The US and Russia have brokered a cessation of hostilities agreement meant to involve the Syrian government and major rebel factions that they hope will take effect this weekend.
The agreement aims for a cessation of hostilities to begin on Saturday, February 27 at midnight local time, but still requires armed actors, including the government of Bashar al-Assad and its allies, and an assortment of armed rebel groups, to get on board.
In a joint statement released on Monday afternoon, the US and Russia — co-chairs of the International Syria Support Group (ISSG) and its Ceasefire Task Force — said that any group fighting in Syria and not designated by the Security Council as a terrorist organization, such as the Islamic State and al Qaeda-linked Nusra Front, had to express their "commitment to and acceptance of the terms of hostilities" by no later than noon on February 26 – 12 hours before the start of the truce.
The joint statement said the US and Russia "are prepared to work together to exchange pertinent information," to protect those parties who adhere to the agreement, and ensure they are not attacked by "Russian Armed Forces, the US-led Counter ISIL Coalition, the Armed Forces of Syrian government and any other forces supporting them, and other parties to the cessation of hostilities."
The statement added that the US and Russia would establish a hotline for warring parties to report violations, and said that the two countries were "prepared… to develop effective mechanisms to promote and monitor compliance with the ceasefire."
Military activity, including airstrikes, carried out by the US-led coalition, the Russian air force and the Syrian government would continue to be authorized against Islamic State, Nusra Front and other designated terrorist groups. In recent months, Western diplomats have accused Russia of largely targeting what they consider the moderate Syrian opposition and the Syrian government has consistently referred to most of their opponents as "terrorists." Unlike Islamic State fighters, Nusra Front is in many areas interspersed among other, more moderate rebel groups, raising fears that Russia or the Syrian government could continue attacking those factions while claiming to be targeting the al Qaeda affiliate.
While Monday's developments marked another significant agreement brokered by the ISSG, the group does not including representatives of Syria's warring parties, including the government and opposition forces the US considers moderate. Peace talks involving regime diplomats and the opposition broke down in Geneva earlier this month prior to the start of negotiations, and fighting has only grown worse since then.
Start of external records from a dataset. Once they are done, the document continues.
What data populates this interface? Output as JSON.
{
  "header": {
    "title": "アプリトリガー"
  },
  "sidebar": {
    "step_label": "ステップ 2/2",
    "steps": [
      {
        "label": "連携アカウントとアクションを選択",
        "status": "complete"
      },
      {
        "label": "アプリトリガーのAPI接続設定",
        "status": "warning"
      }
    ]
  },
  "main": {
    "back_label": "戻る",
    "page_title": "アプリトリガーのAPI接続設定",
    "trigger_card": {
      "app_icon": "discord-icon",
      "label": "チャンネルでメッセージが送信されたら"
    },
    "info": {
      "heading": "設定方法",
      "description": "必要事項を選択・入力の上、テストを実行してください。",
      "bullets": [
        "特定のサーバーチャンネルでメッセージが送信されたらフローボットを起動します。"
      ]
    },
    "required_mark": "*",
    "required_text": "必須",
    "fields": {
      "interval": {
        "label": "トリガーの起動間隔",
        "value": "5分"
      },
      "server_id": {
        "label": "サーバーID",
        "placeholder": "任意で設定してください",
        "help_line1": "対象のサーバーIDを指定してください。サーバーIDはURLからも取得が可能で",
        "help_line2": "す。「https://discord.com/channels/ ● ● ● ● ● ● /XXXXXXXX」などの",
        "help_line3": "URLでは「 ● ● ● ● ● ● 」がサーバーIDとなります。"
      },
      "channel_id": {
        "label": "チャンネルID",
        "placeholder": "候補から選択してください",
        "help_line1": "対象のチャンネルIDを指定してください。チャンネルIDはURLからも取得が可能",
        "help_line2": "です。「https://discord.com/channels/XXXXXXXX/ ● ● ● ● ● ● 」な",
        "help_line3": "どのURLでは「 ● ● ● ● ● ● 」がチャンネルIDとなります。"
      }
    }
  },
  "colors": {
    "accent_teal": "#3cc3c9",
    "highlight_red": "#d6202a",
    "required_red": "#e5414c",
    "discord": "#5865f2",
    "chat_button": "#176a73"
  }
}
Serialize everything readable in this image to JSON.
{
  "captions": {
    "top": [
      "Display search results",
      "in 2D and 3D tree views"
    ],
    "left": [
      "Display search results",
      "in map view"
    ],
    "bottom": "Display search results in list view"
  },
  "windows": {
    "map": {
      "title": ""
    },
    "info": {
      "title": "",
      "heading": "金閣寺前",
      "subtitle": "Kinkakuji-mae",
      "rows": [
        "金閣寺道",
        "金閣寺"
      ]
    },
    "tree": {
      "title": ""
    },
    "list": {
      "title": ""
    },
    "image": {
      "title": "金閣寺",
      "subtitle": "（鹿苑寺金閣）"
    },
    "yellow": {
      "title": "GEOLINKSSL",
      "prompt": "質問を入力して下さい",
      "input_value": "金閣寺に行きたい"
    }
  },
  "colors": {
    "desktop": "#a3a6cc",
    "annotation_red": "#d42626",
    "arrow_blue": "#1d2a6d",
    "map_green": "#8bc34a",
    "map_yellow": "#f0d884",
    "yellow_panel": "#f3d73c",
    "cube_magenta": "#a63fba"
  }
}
At the time, opposition leaders and their Western backers said that no talks could take place in good faith during stepped-up regime and Russian offensives.
On Monday, according to the Associated Press, the leader of the principal Saudi-backed opposition alliance, the High Negotiations Committee, had agreed "in principle," to the truce.
As has been the case since the ISSG first laid out a roadmap for a ceasefire and political transition in November, the detente would not involve recognized terrorists groups including the Islamic State and Nusra Front. On Sunday, IS claimed responsibility for a series of bombings in suburban Damascus and Homs that left close to 130 people dead.
The announcement comes after members of the ISSG — including the US, Russia, Saudi Arabia, Turkey and Iran — announced on February 12 that an ISSG task force would "within one week elaborate modalities" for a nationwide cessation of hostilities, but that deadline passed with no deal.
According to American officials, Russia had pushed for a truce by March; Washington and opposition groups insisted that it take effect immediately, citing this month's Russian-backed onslaught by regime and allied forces in Aleppo and elsewhere in Syria. According to UN figures, more than 50,000 people have been displaced in Aleppo governorate, as regime forces closer to encircling Aleppo City.
Last week, UN aid convoys reached five towns with humanitarian supplies, in what was billed as a confidence building measure ahead of a cessation of hostilities. On Sunday, US Secretary of State John Kerry said that following conversations with his Russian counterpart Sergei Lavrov, "we have reached a provision agreement on the terms of a cessation of hostilities that could begin in the coming days."
If it works, the cessation would mark the first time during five years of war that a large number of armed actors and the government temporarily lay down their weapons nation-wide. However, the agreement announced on Monday by the US and Russia does not prohibit fighting in the coming week prior to the cessation's start – something that could endanger the chances of a lasting ceasefire.